Top of INPUT RECORDS
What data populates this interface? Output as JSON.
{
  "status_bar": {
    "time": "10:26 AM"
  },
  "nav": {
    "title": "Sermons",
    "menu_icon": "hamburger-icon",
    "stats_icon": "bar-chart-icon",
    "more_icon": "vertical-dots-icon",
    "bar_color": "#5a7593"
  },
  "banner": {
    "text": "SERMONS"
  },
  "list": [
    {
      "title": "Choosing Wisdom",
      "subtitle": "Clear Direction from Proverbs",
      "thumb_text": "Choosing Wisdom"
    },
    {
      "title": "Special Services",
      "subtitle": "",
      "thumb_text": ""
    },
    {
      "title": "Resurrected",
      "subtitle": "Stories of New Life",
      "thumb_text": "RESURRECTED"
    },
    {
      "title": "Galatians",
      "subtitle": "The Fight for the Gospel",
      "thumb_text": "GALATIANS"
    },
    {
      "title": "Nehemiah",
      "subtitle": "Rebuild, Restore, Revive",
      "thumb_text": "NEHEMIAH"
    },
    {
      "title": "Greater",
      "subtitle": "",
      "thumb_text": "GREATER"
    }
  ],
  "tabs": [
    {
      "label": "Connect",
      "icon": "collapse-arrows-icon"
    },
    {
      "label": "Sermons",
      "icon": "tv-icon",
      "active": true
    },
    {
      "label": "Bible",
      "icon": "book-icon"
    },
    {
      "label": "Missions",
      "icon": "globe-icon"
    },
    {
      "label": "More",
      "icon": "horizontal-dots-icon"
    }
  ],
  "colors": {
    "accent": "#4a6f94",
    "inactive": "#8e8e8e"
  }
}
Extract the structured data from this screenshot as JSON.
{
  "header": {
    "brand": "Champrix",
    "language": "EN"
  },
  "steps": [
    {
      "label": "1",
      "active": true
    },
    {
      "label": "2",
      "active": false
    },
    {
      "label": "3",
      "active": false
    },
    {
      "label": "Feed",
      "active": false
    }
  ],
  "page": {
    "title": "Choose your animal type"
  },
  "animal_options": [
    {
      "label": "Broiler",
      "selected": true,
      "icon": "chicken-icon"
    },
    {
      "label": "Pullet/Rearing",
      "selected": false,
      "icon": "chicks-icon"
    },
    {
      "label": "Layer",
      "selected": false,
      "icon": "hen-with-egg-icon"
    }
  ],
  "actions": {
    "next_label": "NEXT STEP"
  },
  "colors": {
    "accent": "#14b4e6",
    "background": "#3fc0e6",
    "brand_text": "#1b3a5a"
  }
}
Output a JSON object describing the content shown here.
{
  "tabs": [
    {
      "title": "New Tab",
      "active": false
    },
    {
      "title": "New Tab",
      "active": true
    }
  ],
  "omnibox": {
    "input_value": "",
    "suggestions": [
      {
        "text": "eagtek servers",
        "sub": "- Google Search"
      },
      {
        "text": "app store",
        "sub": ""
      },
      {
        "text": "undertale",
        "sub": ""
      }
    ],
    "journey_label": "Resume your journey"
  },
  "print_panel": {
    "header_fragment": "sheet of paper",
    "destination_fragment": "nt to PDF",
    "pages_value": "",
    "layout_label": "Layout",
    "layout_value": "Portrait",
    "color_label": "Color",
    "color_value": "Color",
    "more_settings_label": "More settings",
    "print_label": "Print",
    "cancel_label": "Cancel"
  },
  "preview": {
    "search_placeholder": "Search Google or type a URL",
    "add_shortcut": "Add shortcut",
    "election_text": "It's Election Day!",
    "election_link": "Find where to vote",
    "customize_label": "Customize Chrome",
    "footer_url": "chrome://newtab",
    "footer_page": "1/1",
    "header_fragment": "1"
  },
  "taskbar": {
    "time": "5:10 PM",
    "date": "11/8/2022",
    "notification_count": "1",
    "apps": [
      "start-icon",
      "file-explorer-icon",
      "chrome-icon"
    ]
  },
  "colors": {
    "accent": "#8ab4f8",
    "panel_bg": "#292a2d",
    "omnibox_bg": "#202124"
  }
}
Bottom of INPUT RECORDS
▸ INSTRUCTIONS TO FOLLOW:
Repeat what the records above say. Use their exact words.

▸ ANSWER SECTION:
What data populates this interface? Output as JSON.
{
  "status_bar": {
    "time": "10:26 AM"
  },
  "nav": {
    "title": "Sermons",
    "menu_icon": "hamburger-icon",
    "stats_icon": "bar-chart-icon",
    "more_icon": "vertical-dots-icon",
    "bar_color": "#5a7593"
  },
  "banner": {
    "text": "SERMONS"
  },
  "list": [
    {
      "title": "Choosing Wisdom",
      "subtitle": "Clear Direction from Proverbs",
      "thumb_text": "Choosing Wisdom"
    },
    {
      "title": "Special Services",
      "subtitle": "",
      "thumb_text": ""
    },
    {
      "title": "Resurrected",
      "subtitle": "Stories of New Life",
      "thumb_text": "RESURRECTED"
    },
    {
      "title": "Galatians",
      "subtitle": "The Fight for the Gospel",
      "thumb_text": "GALATIANS"
    },
    {
      "title": "Nehemiah",
      "subtitle": "Rebuild, Restore, Revive",
      "thumb_text": "NEHEMIAH"
    },
    {
      "title": "Greater",
      "subtitle": "",
      "thumb_text": "GREATER"
    }
  ],
  "tabs": [
    {
      "label": "Connect",
      "icon": "collapse-arrows-icon"
    },
    {
      "label": "Sermons",
      "icon": "tv-icon",
      "active": true
    },
    {
      "label": "Bible",
      "icon": "book-icon"
    },
    {
      "label": "Missions",
      "icon": "globe-icon"
    },
    {
      "label": "More",
      "icon": "horizontal-dots-icon"
    }
  ],
  "colors": {
    "accent": "#4a6f94",
    "inactive": "#8e8e8e"
  }
}
Extract the structured data from this screenshot as JSON.
{
  "header": {
    "brand": "Champrix",
    "language": "EN"
  },
  "steps": [
    {
      "label": "1",
      "active": true
    },
    {
      "label": "2",
      "active": false
    },
    {
      "label": "3",
      "active": false
    },
    {
      "label": "Feed",
      "active": false
    }
  ],
  "page": {
    "title": "Choose your animal type"
  },
  "animal_options": [
    {
      "label": "Broiler",
      "selected": true,
      "icon": "chicken-icon"
    },
    {
      "label": "Pullet/Rearing",
      "selected": false,
      "icon": "chicks-icon"
    },
    {
      "label": "Layer",
      "selected": false,
      "icon": "hen-with-egg-icon"
    }
  ],
  "actions": {
    "next_label": "NEXT STEP"
  },
  "colors": {
    "accent": "#14b4e6",
    "background": "#3fc0e6",
    "brand_text": "#1b3a5a"
  }
}
Output a JSON object describing the content shown here.
{
  "tabs": [
    {
      "title": "New Tab",
      "active": false
    },
    {
      "title": "New Tab",
      "active": true
    }
  ],
  "omnibox": {
    "input_value": "",
    "suggestions": [
      {
        "text": "eagtek servers",
        "sub": "- Google Search"
      },
      {
        "text": "app store",
        "sub": ""
      },
      {
        "text": "undertale",
        "sub": ""
      }
    ],
    "journey_label": "Resume your journey"
  },
  "print_panel": {
    "header_fragment": "sheet of paper",
    "destination_fragment": "nt to PDF",
    "pages_value": "",
    "layout_label": "Layout",
    "layout_value": "Portrait",
    "color_label": "Color",
    "color_value": "Color",
    "more_settings_label": "More settings",
    "print_label": "Print",
    "cancel_label": "Cancel"
  },
  "preview": {
    "search_placeholder": "Search Google or type a URL",
    "add_shortcut": "Add shortcut",
    "election_text": "It's Election Day!",
    "election_link": "Find where to vote",
    "customize_label": "Customize Chrome",
    "footer_url": "chrome://newtab",
    "footer_page": "1/1",
    "header_fragment": "1"
  },
  "taskbar": {
    "time": "5:10 PM",
    "date": "11/8/2022",
    "notification_count": "1",
    "apps": [
      "start-icon",
      "file-explorer-icon",
      "chrome-icon"
    ]
  },
  "colors": {
    "accent": "#8ab4f8",
    "panel_bg": "#292a2d",
    "omnibox_bg": "#202124"
  }
}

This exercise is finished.